**ABOUT THIS EXERCISE**
A faithful, word-for-word copy of the data below is required, without pictures.

==================================================

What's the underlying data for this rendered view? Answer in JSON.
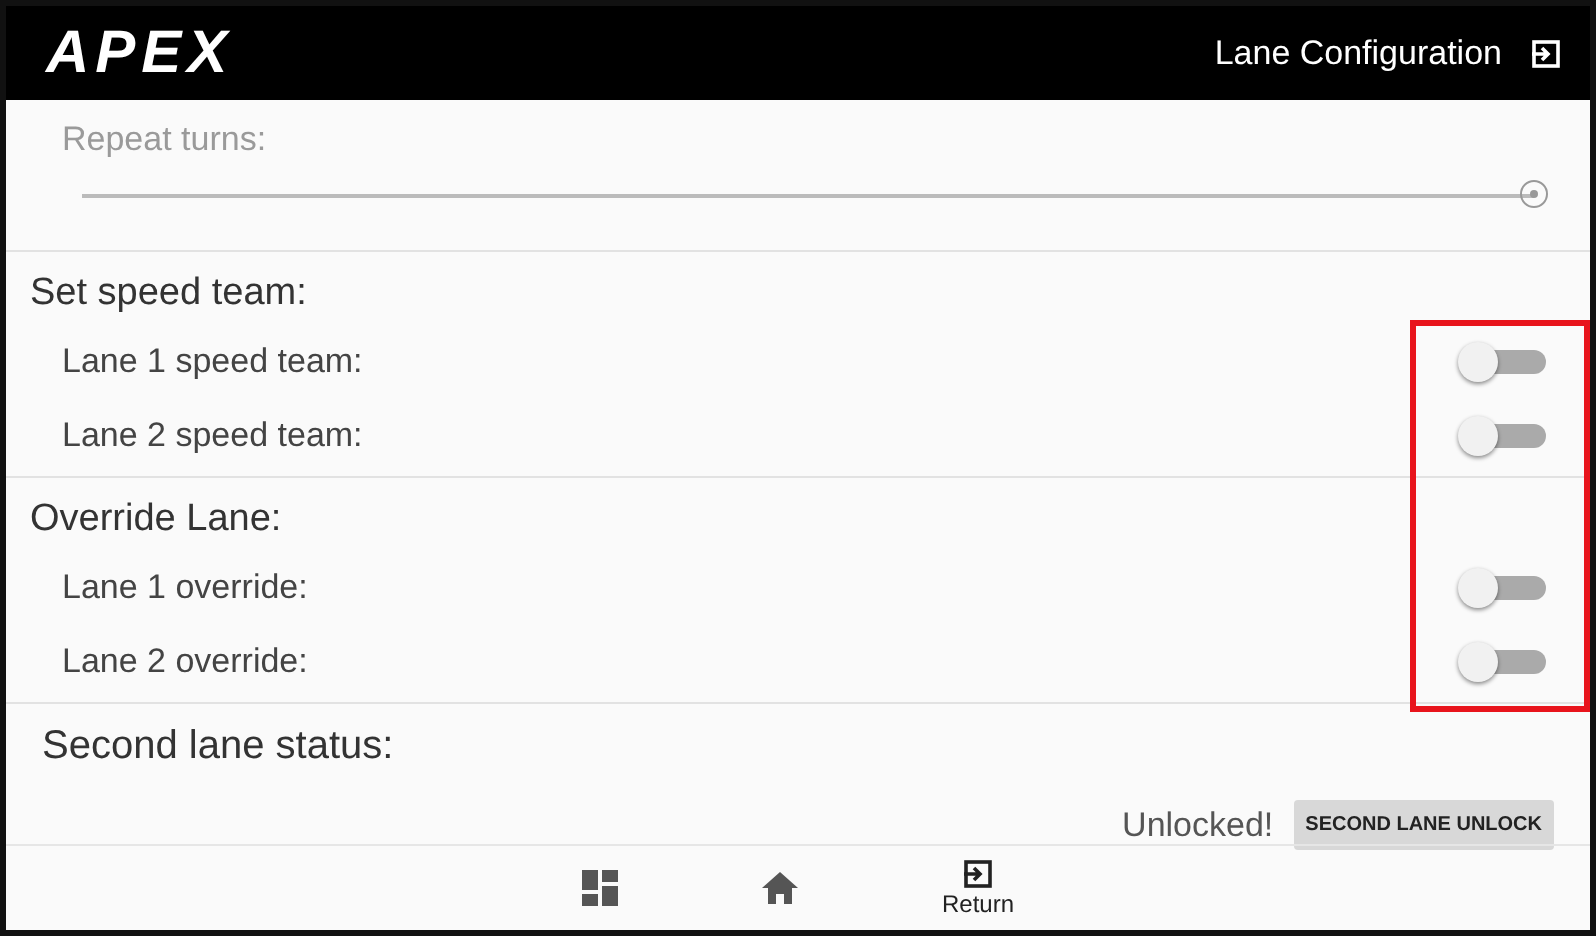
{
  "header": {
    "logo": "APEX",
    "title": "Lane Configuration"
  },
  "repeat_turns": {
    "label": "Repeat turns:",
    "level": 1
  },
  "sections": [
    {
      "title": "Set speed team:",
      "toggles": [
        {
          "label": "Lane 1 speed team:",
          "on": false
        },
        {
          "label": "Lane 2 speed team:",
          "on": false
        }
      ]
    },
    {
      "title": "Override Lane:",
      "toggles": [
        {
          "label": "Lane 1 override:",
          "on": false
        },
        {
          "label": "Lane 2 override:",
          "on": false
        }
      ]
    }
  ],
  "second_lane": {
    "title": "Second lane status:",
    "status": "Unlocked!",
    "button": "SECOND LANE UNLOCK"
  },
  "nav": [
    {
      "kind": "dashboard"
    },
    {
      "kind": "home"
    },
    {
      "kind": "return",
      "label": "Return"
    }
  ]
}
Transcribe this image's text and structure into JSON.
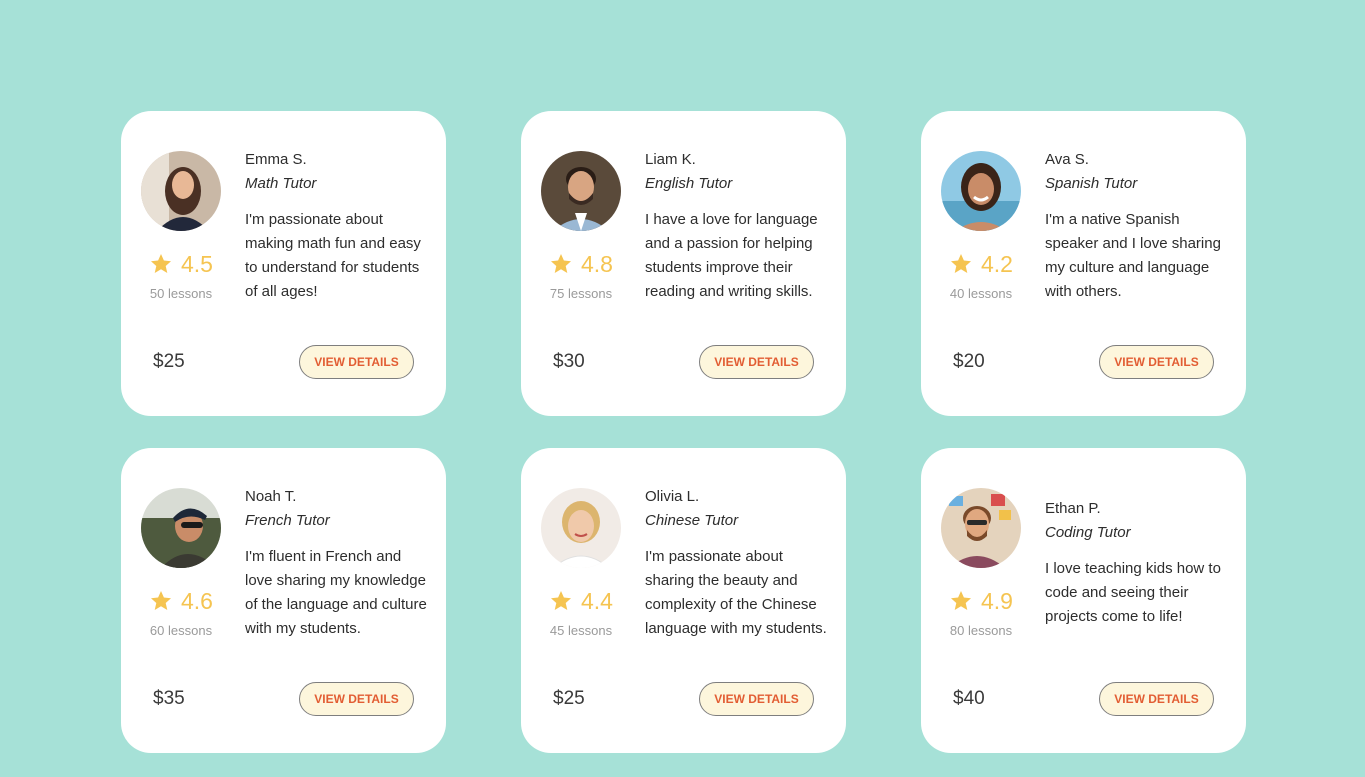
{
  "tutors": [
    {
      "name": "Emma S.",
      "subject": "Math Tutor",
      "bio": "I'm passionate about making math fun and easy to understand for students of all ages!",
      "rating": "4.5",
      "lessons": "50 lessons",
      "price": "$25",
      "button_label": "View details"
    },
    {
      "name": "Liam K.",
      "subject": "English Tutor",
      "bio": "I have a love for language and a passion for helping students improve their reading and writing skills.",
      "rating": "4.8",
      "lessons": "75 lessons",
      "price": "$30",
      "button_label": "View details"
    },
    {
      "name": "Ava S.",
      "subject": "Spanish Tutor",
      "bio": "I'm a native Spanish speaker and I love sharing my culture and language with others.",
      "rating": "4.2",
      "lessons": "40 lessons",
      "price": "$20",
      "button_label": "View details"
    },
    {
      "name": "Noah T.",
      "subject": "French Tutor",
      "bio": "I'm fluent in French and love sharing my knowledge of the language and culture with my students.",
      "rating": "4.6",
      "lessons": "60 lessons",
      "price": "$35",
      "button_label": "View details"
    },
    {
      "name": "Olivia L.",
      "subject": "Chinese Tutor",
      "bio": "I'm passionate about sharing the beauty and complexity of the Chinese language with my students.",
      "rating": "4.4",
      "lessons": "45 lessons",
      "price": "$25",
      "button_label": "View details"
    },
    {
      "name": "Ethan P.",
      "subject": "Coding Tutor",
      "bio": "I love teaching kids how to code and seeing their projects come to life!",
      "rating": "4.9",
      "lessons": "80 lessons",
      "price": "$40",
      "button_label": "View details"
    }
  ],
  "colors": {
    "background": "#a6e1d7",
    "card": "#ffffff",
    "star": "#f5c451",
    "button_bg": "#fdf6dc",
    "button_text": "#e25d33"
  },
  "icons": {
    "rating": "star-icon",
    "avatar": "tutor-photo"
  }
}
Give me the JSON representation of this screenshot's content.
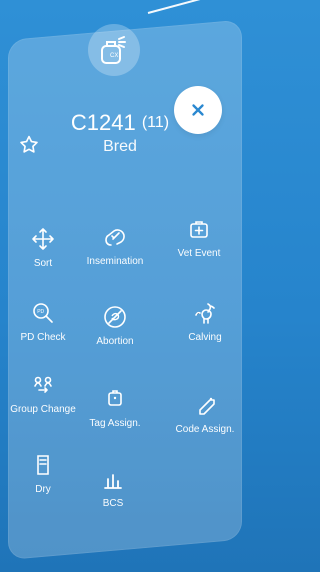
{
  "header": {
    "id": "C1241",
    "count": "(11)",
    "status": "Bred"
  },
  "actions": [
    {
      "label": "Sort",
      "icon": "sort-icon"
    },
    {
      "label": "Insemination",
      "icon": "insemination-icon"
    },
    {
      "label": "Vet Event",
      "icon": "vet-event-icon"
    },
    {
      "label": "PD Check",
      "icon": "pd-check-icon"
    },
    {
      "label": "Abortion",
      "icon": "abortion-icon"
    },
    {
      "label": "Calving",
      "icon": "calving-icon"
    },
    {
      "label": "Group Change",
      "icon": "group-change-icon"
    },
    {
      "label": "Tag Assign.",
      "icon": "tag-assign-icon"
    },
    {
      "label": "Code Assign.",
      "icon": "code-assign-icon"
    },
    {
      "label": "Dry",
      "icon": "dry-icon"
    },
    {
      "label": "BCS",
      "icon": "bcs-icon"
    }
  ],
  "colors": {
    "background": "#2a88d0",
    "panel": "rgba(255,255,255,0.22)",
    "accent": "#2a88d0",
    "text": "#ffffff"
  }
}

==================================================

**REPLY**
What's the underlying data for this rendered view? Answer in JSON.
{
  "header": {
    "logo": "APEX",
    "title": "Lane Configuration"
  },
  "repeat_turns": {
    "label": "Repeat turns:",
    "level": 1
  },
  "sections": [
    {
      "title": "Set speed team:",
      "toggles": [
        {
          "label": "Lane 1 speed team:",
          "on": false
        },
        {
          "label": "Lane 2 speed team:",
          "on": false
        }
      ]
    },
    {
      "title": "Override Lane:",
      "toggles": [
        {
          "label": "Lane 1 override:",
          "on": false
        },
        {
          "label": "Lane 2 override:",
          "on": false
        }
      ]
    }
  ],
  "second_lane": {
    "title": "Second lane status:",
    "status": "Unlocked!",
    "button": "SECOND LANE UNLOCK"
  },
  "nav": [
    {
      "kind": "dashboard"
    },
    {
      "kind": "home"
    },
    {
      "kind": "return",
      "label": "Return"
    }
  ]
}
Transcribe this image's text and structure into JSON.
{
  "tutors": [
    {
      "name": "Emma S.",
      "subject": "Math Tutor",
      "bio": "I'm passionate about making math fun and easy to understand for students of all ages!",
      "rating": "4.5",
      "lessons": "50 lessons",
      "price": "$25",
      "button_label": "View details"
    },
    {
      "name": "Liam K.",
      "subject": "English Tutor",
      "bio": "I have a love for language and a passion for helping students improve their reading and writing skills.",
      "rating": "4.8",
      "lessons": "75 lessons",
      "price": "$30",
      "button_label": "View details"
    },
    {
      "name": "Ava S.",
      "subject": "Spanish Tutor",
      "bio": "I'm a native Spanish speaker and I love sharing my culture and language with others.",
      "rating": "4.2",
      "lessons": "40 lessons",
      "price": "$20",
      "button_label": "View details"
    },
    {
      "name": "Noah T.",
      "subject": "French Tutor",
      "bio": "I'm fluent in French and love sharing my knowledge of the language and culture with my students.",
      "rating": "4.6",
      "lessons": "60 lessons",
      "price": "$35",
      "button_label": "View details"
    },
    {
      "name": "Olivia L.",
      "subject": "Chinese Tutor",
      "bio": "I'm passionate about sharing the beauty and complexity of the Chinese language with my students.",
      "rating": "4.4",
      "lessons": "45 lessons",
      "price": "$25",
      "button_label": "View details"
    },
    {
      "name": "Ethan P.",
      "subject": "Coding Tutor",
      "bio": "I love teaching kids how to code and seeing their projects come to life!",
      "rating": "4.9",
      "lessons": "80 lessons",
      "price": "$40",
      "button_label": "View details"
    }
  ],
  "colors": {
    "background": "#a6e1d7",
    "card": "#ffffff",
    "star": "#f5c451",
    "button_bg": "#fdf6dc",
    "button_text": "#e25d33"
  },
  "icons": {
    "rating": "star-icon",
    "avatar": "tutor-photo"
  }
}
Give me the JSON representation of this screenshot's content.
{
  "header": {
    "id": "C1241",
    "count": "(11)",
    "status": "Bred"
  },
  "actions": [
    {
      "label": "Sort",
      "icon": "sort-icon"
    },
    {
      "label": "Insemination",
      "icon": "insemination-icon"
    },
    {
      "label": "Vet Event",
      "icon": "vet-event-icon"
    },
    {
      "label": "PD Check",
      "icon": "pd-check-icon"
    },
    {
      "label": "Abortion",
      "icon": "abortion-icon"
    },
    {
      "label": "Calving",
      "icon": "calving-icon"
    },
    {
      "label": "Group Change",
      "icon": "group-change-icon"
    },
    {
      "label": "Tag Assign.",
      "icon": "tag-assign-icon"
    },
    {
      "label": "Code Assign.",
      "icon": "code-assign-icon"
    },
    {
      "label": "Dry",
      "icon": "dry-icon"
    },
    {
      "label": "BCS",
      "icon": "bcs-icon"
    }
  ],
  "colors": {
    "background": "#2a88d0",
    "panel": "rgba(255,255,255,0.22)",
    "accent": "#2a88d0",
    "text": "#ffffff"
  }
}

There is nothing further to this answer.